15 venues including shops, cafe bars, galleries and the Museum of Norwich showcased original clothing, local gig posters and tickets, records, fanzines, badges and hundreds of related photographs.  That evening Ruts DC played the PITE launch party to a sell-out crowd at Norwich Arts Centre.

Highlights of the trail included tickets, posters and press cuttings for the banned Sex Pistols gig (3/12/1976) at the University of East Anglia (UEA), large collections of Seditionaries and home made clothing, the illuminated sign from Norwich’s first punk club, Peoples, and lots of great images from one of the UK’s most revered gig venues, West Runton Pavillion on the North Norfolk coast.

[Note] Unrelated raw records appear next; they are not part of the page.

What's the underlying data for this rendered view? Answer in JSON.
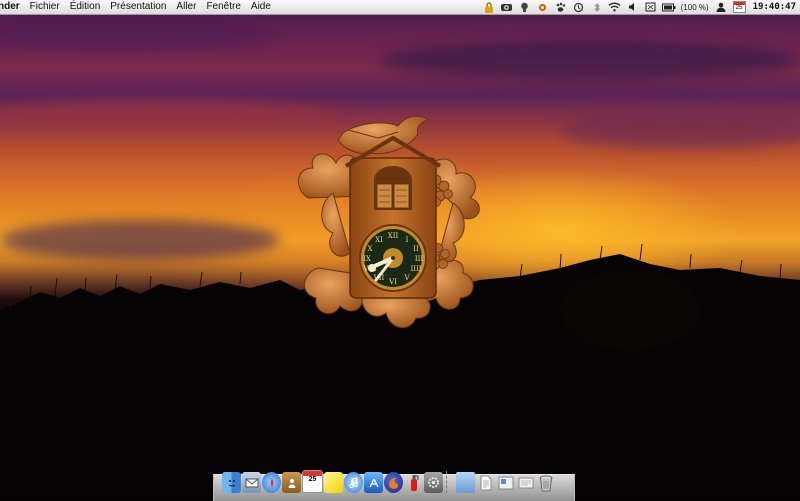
{
  "menubar": {
    "app_name": "nder",
    "items": [
      "Fichier",
      "Édition",
      "Présentation",
      "Aller",
      "Fenêtre",
      "Aide"
    ],
    "status_icons": [
      "lock-icon",
      "camera-icon",
      "lightbulb-icon",
      "settings-icon",
      "paw-icon",
      "time-machine-icon",
      "bluetooth-icon",
      "wifi-icon",
      "volume-icon",
      "screen-icon",
      "battery-icon",
      "user-icon",
      "calendar-icon"
    ],
    "battery_text": "(100 %)",
    "calendar_day": "25",
    "clock": "19:40:47"
  },
  "widget": {
    "name": "cuckoo-clock",
    "colors": {
      "wood": "#a85a20",
      "wood_light": "#d48840",
      "dial": "#1b2a16",
      "hands": "#f4ecc8"
    }
  },
  "dock": {
    "calendar_day": "25",
    "icons": [
      "finder-icon",
      "mail-icon",
      "safari-icon",
      "address-book-icon",
      "ical-icon",
      "stickies-icon",
      "itunes-icon",
      "appstore-icon",
      "firefox-icon",
      "fire-extinguisher-icon",
      "system-preferences-icon",
      "folder-icon",
      "document-icon",
      "preview-icon",
      "text-icon",
      "trash-icon"
    ]
  },
  "wallpaper": {
    "colors": {
      "sky_top": "#3f1a4a",
      "sunset": "#f2a428",
      "ground": "#000000"
    }
  }
}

As news of the 6-week exhibition trail spread, visitors travelled from much further afield. It also brought in yet more ephemera from individual pieces to larger collections which have since been archived.

As well as bringing back to life the UK’s most exciting music revolution, PITE also highlighted the era’s political landscape and in turn displayed other important images of local social history.

The Punk in the East exhibition trail was set up with a DIY ethos and without any funding at all. With that in mind we’d like to thank everyone involved, from the volunteers to the Norwich Lanes businesses and the staff of the Museum of Norwich, for without their assistant none of this would have ever been achieved.

Extra special thanks to the following:

Jonty Young,
Matt Worley, Jenny Caynes, Elliott Sadler,  Kerry Major,
Ben Wilson  (graphic design),
John Stutely (website),
Jessie Dodd,
Andrew ‘Wellie’ Wells,
Jade Heaviside,
Paul Mills,
Philip Browne,
Pasco-Q Kevlin and everyone at Norwich Arts Centre,
Steve Ignorant,
Steven Ashley,
The Norwich Lanes.

This website is dedicated to the memory of Jon Vince.